I do not have an answer for poverty, but a commitment to educate all children with the knowledge and skills they need to pull themselves and their families from the gutter of impoverished helplessness is the first step. I do not have an answer for the lack of commitment to education as a priority in Mississippi. The lack of education commitment is deep rooted in our culture and political system; nevertheless, we must do whatever it takes to eradicate such a culture from our existence. However, there is an answer for the plague of instructional inconsistencies that have ravaged Mississippi classrooms for too long. The answer lies in the consistent and sound instructional practices promoted through the Common Core Standards that if given a chance can and will make a serious even dramatic difference in the lives of Mississippi children.

My strongest reason for supporting the Common Core Standards is that I support and believe in the teachers of Mississippi, and they are telling me that Common Core Standards are the right thing to do for our children. As one teacher wrote, “Look at how America ranks in education. Look at where Mississippi ranks. Now, someone explain the case for not trying anything new to me.” Another teacher wrote, “We should be ashamed! If opponents would read the standards they would recognize that the goals are actually similar to goals stressed decades ago when people could read, write and complete math equations without the help of spell check and calculators. I say bring it on. As a teacher, I say ‘I am ready!’” I believe Mississippi is also ready! It is ludicrous not to try something new when what we have done for so many years in the classroom has not consistently worked. Consequently, it stands to reason and common sense that the Common Core Standards should be given a fair chance to succeed. Again, I cannot speak for the rest of the nation, but Mississippi has nothing to lose by implementing the Common Core Standards and everything to gain. Obamaphobia will be vanquished in a couple of years and in a few short years the good old boy politicians who want to railroad the Standards out of Mississippi in favor of the status quo will hopefully be relegated to sipping ice tea and swatting flies on their back porches. But, if we are not careful the impact of their insecurities and lack of foresight will plague our children for generations to come. Diane Ravitch may be wise in her cautionary counsel regarding implementation of the Standards across the nation, but for Mississippi the implementation of the Standards represent a major step up the ladder for our children.

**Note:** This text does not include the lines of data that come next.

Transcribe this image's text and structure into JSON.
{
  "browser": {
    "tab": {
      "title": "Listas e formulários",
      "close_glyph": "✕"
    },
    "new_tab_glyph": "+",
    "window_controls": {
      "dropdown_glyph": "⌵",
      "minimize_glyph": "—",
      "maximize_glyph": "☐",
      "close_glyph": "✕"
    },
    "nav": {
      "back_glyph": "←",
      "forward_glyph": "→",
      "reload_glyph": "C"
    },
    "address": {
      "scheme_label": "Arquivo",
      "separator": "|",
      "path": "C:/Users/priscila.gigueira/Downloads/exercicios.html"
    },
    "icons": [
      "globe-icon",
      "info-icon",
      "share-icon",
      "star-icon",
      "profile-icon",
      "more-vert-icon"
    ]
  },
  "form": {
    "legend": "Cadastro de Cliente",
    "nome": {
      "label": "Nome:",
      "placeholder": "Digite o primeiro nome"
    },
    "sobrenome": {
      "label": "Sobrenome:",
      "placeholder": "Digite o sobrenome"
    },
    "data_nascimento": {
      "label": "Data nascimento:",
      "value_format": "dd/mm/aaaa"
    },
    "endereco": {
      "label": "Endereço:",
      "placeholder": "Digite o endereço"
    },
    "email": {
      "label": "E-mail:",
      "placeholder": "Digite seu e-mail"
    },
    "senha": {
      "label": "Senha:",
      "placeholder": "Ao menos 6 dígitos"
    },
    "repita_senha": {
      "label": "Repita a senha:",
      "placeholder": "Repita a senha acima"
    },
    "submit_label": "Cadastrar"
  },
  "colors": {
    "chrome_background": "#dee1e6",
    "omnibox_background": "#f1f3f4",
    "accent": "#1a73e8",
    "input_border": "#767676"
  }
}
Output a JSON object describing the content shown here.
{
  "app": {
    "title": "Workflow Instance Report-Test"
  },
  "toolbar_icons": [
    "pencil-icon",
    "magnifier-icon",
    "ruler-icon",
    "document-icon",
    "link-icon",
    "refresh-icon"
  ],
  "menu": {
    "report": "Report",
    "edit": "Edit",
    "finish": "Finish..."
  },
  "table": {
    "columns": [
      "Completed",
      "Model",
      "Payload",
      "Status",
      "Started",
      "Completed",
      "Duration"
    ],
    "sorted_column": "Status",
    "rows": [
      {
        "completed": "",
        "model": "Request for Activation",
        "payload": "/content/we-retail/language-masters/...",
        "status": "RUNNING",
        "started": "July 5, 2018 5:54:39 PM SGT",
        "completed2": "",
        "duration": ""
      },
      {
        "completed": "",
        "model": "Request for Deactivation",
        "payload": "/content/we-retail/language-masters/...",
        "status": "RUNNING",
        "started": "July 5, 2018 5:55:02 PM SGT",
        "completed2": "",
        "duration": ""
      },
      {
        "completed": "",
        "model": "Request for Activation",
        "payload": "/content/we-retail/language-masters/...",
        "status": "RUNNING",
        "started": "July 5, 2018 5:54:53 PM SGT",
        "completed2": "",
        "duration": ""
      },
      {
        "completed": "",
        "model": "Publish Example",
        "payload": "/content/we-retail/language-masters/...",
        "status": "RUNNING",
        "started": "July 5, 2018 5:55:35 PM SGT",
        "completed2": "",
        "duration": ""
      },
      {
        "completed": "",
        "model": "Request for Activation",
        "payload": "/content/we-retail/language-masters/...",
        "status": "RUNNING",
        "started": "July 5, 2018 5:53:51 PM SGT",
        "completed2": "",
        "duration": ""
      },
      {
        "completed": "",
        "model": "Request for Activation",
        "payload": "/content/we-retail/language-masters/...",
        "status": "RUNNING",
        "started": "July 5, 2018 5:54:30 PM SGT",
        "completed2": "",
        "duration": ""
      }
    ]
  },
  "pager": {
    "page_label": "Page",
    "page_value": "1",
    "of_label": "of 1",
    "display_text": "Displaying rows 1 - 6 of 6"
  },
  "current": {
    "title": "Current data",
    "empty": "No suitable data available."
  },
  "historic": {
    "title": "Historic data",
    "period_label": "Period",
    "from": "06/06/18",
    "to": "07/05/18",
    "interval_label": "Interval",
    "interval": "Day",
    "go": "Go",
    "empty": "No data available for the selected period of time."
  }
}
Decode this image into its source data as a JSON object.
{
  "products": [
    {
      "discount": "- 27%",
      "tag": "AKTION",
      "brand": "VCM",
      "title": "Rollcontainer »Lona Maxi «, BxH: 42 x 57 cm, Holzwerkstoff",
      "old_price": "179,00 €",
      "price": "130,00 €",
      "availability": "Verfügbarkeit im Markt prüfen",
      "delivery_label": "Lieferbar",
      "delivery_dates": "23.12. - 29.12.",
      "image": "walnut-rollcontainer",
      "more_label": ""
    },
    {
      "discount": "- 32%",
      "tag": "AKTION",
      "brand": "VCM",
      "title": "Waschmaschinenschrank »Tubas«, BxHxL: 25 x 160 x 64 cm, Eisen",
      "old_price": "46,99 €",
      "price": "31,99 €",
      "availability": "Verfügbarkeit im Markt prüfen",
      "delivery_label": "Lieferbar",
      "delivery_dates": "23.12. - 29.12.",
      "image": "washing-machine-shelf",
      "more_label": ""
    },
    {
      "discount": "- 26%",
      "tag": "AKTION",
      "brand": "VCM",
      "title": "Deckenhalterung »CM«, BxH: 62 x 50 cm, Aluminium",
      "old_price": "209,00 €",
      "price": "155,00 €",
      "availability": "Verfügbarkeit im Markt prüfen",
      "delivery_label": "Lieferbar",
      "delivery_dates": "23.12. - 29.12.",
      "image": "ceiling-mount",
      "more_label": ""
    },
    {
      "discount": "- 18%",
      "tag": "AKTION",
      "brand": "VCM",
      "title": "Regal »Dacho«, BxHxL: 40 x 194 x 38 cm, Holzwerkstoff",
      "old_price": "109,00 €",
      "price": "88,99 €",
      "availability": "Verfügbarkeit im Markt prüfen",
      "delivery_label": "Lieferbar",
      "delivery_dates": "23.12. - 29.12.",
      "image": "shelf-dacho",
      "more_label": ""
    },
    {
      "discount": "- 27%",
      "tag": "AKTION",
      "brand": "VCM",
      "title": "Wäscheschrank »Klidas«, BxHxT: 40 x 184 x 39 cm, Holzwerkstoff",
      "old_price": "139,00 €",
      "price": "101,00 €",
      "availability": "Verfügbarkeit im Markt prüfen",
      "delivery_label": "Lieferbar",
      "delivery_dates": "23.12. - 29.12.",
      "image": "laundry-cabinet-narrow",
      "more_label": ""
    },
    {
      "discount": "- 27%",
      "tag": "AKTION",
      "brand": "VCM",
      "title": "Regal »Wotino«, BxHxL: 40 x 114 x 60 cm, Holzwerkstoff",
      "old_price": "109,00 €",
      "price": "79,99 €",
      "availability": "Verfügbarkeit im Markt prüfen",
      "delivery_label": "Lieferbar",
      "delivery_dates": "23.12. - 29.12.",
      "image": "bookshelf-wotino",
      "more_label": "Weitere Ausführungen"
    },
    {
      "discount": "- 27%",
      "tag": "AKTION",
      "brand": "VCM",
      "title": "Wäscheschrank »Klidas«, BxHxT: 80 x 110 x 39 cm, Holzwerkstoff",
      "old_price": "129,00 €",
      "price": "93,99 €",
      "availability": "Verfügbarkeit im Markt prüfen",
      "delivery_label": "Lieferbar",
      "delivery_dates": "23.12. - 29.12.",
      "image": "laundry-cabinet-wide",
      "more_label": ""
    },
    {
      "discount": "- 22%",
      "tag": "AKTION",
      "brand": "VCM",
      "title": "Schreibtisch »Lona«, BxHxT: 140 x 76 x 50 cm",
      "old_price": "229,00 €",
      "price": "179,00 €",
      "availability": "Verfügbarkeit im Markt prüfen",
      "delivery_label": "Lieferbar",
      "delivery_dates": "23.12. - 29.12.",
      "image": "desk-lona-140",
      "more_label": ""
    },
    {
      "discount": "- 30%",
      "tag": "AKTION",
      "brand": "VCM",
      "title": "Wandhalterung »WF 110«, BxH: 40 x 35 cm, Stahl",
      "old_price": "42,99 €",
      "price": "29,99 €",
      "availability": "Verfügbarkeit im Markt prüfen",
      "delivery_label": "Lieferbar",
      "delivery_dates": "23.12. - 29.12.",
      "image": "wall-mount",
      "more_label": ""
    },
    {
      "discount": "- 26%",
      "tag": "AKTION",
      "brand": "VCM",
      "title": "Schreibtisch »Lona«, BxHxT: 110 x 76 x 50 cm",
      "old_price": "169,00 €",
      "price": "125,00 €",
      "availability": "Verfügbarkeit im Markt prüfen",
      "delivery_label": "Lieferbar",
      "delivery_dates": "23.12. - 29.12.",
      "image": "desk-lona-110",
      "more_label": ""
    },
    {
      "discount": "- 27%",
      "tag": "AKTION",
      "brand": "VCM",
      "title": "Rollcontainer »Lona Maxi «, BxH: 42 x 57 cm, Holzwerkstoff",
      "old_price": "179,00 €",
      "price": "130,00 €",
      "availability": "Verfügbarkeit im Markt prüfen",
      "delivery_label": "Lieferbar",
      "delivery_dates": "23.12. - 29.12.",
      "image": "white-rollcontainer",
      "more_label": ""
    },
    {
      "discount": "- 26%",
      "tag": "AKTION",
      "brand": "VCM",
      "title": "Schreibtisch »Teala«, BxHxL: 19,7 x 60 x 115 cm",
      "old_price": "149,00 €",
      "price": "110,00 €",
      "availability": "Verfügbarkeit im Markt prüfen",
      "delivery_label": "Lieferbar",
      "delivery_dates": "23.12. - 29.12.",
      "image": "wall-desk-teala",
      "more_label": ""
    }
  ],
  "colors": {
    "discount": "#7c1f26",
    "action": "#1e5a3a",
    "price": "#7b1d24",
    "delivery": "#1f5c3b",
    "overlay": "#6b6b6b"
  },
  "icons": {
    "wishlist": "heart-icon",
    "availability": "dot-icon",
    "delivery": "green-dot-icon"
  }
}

The question is will we be brave enough and committed enough to climb that ladder, or will we remain grounded as a stepping stone for the rest of the nation. Will we have the common sense to give the Common Core Standards and our teachers a chance to succeed on behalf of our children? Will we embrace the Common Sense Standards and give the people of Mississippi a chance to move out of the past into a brighter future?

JL

©Jack Linton, January 5, 2015